[Opening EXERCISE DATA section]
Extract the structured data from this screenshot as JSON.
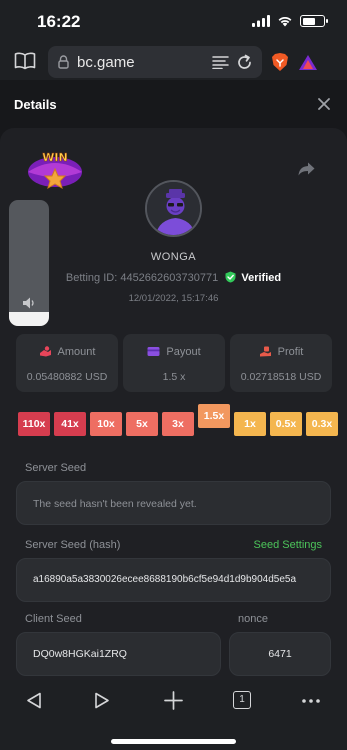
{
  "status_bar": {
    "time": "16:22"
  },
  "browser": {
    "url": "bc.game"
  },
  "modal": {
    "title": "Details"
  },
  "bet": {
    "username": "WONGA",
    "betting_id_label": "Betting ID:",
    "betting_id": "4452662603730771",
    "verified": "Verified",
    "datetime": "12/01/2022, 15:17:46",
    "win_badge": "WIN"
  },
  "stats": {
    "amount": {
      "label": "Amount",
      "value": "0.05480882 USD"
    },
    "payout": {
      "label": "Payout",
      "value": "1.5 x"
    },
    "profit": {
      "label": "Profit",
      "value": "0.02718518 USD"
    }
  },
  "multipliers": [
    "110x",
    "41x",
    "10x",
    "5x",
    "3x",
    "1.5x",
    "1x",
    "0.5x",
    "0.3x"
  ],
  "selected_multiplier": "1.5x",
  "server_seed": {
    "label": "Server Seed",
    "value": "The seed hasn't been revealed yet."
  },
  "server_seed_hash": {
    "label": "Server Seed (hash)",
    "settings_link": "Seed Settings",
    "value": "a16890a5a3830026ecee8688190b6cf5e94d1d9b904d5e5a"
  },
  "client_seed": {
    "label": "Client Seed",
    "value": "DQ0w8HGKai1ZRQ"
  },
  "nonce": {
    "label": "nonce",
    "value": "6471"
  },
  "bottom_nav": {
    "tab_count": "1"
  },
  "colors": {
    "accent_green": "#4cc45a",
    "verified_green": "#32c95a",
    "mult_red": "#d63d4f",
    "mult_orange": "#f2985f",
    "mult_yellow": "#f4b64f"
  }
}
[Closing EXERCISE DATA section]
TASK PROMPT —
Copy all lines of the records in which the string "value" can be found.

OUTPUT FOR THIS TASK —
      "value": "0.05480882 USD"
      "value": "1.5 x"
      "value": "0.02718518 USD"
    "value": "The seed hasn't been revealed yet."
    "value": "a16890a5a3830026ecee8688190b6cf5e94d1d9b904d5e5a"
    "value": "DQ0w8HGKai1ZRQ"
    "value": "6471"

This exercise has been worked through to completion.